Thirteen games ago, the Celtics looked lost. They had lost six out of its last seven games and were staring at a .500 record. They lacked identity and Brad Stevens was still tinkering with the starting lineup and the rotation. Over that stretch, they had been dismal on defense (with a 103.6 rating) and even worse on offense (100.3).
And then something clicked.
Even though they loss to a Knicks' team that played the second half without Carmelo Anthony, the Celtics mucked up the second half by going small with Jae Crowder at the 4 and Marcus Smart filling in on the wing. There was a sequence early in the third quarter when Smart fronted the 7'3 Kristap Porzingis and forced a quick shot that missed.
Frustrated, Porzingis fouled Smart on the rebound. Mismatches like that haven't been the norm for Boston's defense, but I think the mental approach that the Celtics have brought to every game since then is encapsulated in that play. Check out the GIF. The look on Marcus' face says it all: we're not intimidated and we're coming for you.
Since that game, the Celtics have turned their season around. They're 10-3 and while some of it can be attributed to their much improved offense (scoring +110 points in 9 out of their last 13 games), it's regaining their defensive identity that has really been the foundation for this run and hopefully long term, for the rebuild.
They've averaged a 99.3 defensive rating since January 13th (94.2 in their ten wins), but more importantly, their taking advantage and turning their defense into quick offense. Per NBA.com/stats, the Celtics are 2nd in the league in generating turnovers (17.5), 2nd in steals (10.2), 2nd in points off turnovers (20.3) and 2nd in the league in fast break points (19.5). Conversely, their transition defense has been very good. They're 3rd in the league at giving up points after turnovers (13.5) and 3rd in fast break points (10.6). If those differentials continue over the remaining 31 games, they could be hosting a playoff series in April.
How are they doing it? They're just so pesky and aggressive. Against Detroit on Wednesday, they had 8 steals and forced 16 turnovers. Here's one of them:
One of the Celtics' defensive philosophies is to keep the ball from penetrating the middle of the paint. That free throw line circle is precious real estate. Try to get in there and it turns into a wrestling pit where you have to grapple with the likes of Crowder and Smart. They ICE almost every pick with the guard forcing the ball handler to the sideline and the big keeping the action in front of him. That strategy effectively cuts the court in half and drives all the action to the corners. Stanley Johnson wasn't coming off a PnR, but if you're dribble the ball anywhere near the middle of the floor, you can expect someone to chip down and try and get a hand on the ball.
Here's Amir Johnson helping on a middle drive from Greg Monroe:
And here's Isaiah Thomas protecting the roll from Marcin Gortat and deflecting a John Wall pass with Johnson ready to rotate:
In their first meeting back in mid-December, the Celtics were without Marcus Smart and they only managed 9 fast break points and 11 points off turnovers against the Cavaliers.

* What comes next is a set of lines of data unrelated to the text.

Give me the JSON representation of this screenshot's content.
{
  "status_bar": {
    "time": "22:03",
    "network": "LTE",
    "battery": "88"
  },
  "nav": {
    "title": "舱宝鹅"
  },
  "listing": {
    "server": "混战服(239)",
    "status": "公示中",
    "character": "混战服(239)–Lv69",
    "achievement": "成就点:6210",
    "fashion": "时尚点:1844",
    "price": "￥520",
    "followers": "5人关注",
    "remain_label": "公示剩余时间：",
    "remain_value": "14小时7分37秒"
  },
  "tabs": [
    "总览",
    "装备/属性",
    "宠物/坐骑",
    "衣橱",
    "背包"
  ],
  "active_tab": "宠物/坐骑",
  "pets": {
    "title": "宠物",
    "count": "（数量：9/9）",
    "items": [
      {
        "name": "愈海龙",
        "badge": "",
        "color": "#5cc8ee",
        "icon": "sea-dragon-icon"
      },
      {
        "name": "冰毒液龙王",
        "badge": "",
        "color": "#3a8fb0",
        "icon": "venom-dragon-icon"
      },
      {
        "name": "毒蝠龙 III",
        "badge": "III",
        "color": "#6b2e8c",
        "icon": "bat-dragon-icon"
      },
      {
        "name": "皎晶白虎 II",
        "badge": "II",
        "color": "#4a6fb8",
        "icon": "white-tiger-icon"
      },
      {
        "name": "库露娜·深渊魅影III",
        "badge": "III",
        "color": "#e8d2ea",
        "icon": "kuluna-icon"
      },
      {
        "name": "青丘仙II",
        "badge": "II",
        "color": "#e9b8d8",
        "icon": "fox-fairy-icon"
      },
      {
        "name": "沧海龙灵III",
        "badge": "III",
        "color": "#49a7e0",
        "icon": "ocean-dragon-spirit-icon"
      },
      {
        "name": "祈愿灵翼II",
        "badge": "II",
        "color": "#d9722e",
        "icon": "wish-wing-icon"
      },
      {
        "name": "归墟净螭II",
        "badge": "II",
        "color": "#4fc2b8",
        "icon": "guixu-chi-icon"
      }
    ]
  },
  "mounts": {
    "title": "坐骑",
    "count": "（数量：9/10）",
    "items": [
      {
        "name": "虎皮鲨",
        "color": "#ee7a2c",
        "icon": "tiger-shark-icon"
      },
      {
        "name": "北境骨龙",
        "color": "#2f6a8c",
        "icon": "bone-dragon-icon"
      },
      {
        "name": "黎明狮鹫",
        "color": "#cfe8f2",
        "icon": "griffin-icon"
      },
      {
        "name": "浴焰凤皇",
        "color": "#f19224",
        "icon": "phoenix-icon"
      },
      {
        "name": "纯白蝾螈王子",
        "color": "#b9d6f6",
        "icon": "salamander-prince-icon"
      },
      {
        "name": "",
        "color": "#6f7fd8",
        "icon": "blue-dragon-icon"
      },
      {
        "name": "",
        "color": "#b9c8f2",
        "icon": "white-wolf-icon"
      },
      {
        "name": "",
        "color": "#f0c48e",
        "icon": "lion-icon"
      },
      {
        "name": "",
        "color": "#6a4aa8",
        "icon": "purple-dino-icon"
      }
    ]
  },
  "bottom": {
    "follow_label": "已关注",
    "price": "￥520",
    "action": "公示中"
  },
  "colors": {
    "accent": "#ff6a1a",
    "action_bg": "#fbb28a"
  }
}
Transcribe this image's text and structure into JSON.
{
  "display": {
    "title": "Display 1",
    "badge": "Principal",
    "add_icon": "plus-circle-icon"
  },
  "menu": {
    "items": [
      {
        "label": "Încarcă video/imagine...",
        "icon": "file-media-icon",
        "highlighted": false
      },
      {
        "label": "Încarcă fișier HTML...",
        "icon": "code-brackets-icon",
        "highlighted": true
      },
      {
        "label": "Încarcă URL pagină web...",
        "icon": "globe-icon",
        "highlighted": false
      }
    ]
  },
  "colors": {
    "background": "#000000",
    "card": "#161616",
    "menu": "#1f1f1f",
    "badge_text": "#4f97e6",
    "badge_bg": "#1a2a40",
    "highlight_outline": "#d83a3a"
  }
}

They'll have to double those numbers against the #1 team in the Eastern Conference. Unfortunately, since firing David Blatt and getting Kyrie Irving back, Cleveland has been much better with the ball; they're only averaging 10.9 turnovers in their last seven games and rank in the top-10 in opponents' fast break points and points off turnovers. Something's gotta give on Friday. The Celtics will have their hands full in Cleveland tonight, but as long as they're active hands, they should be fine.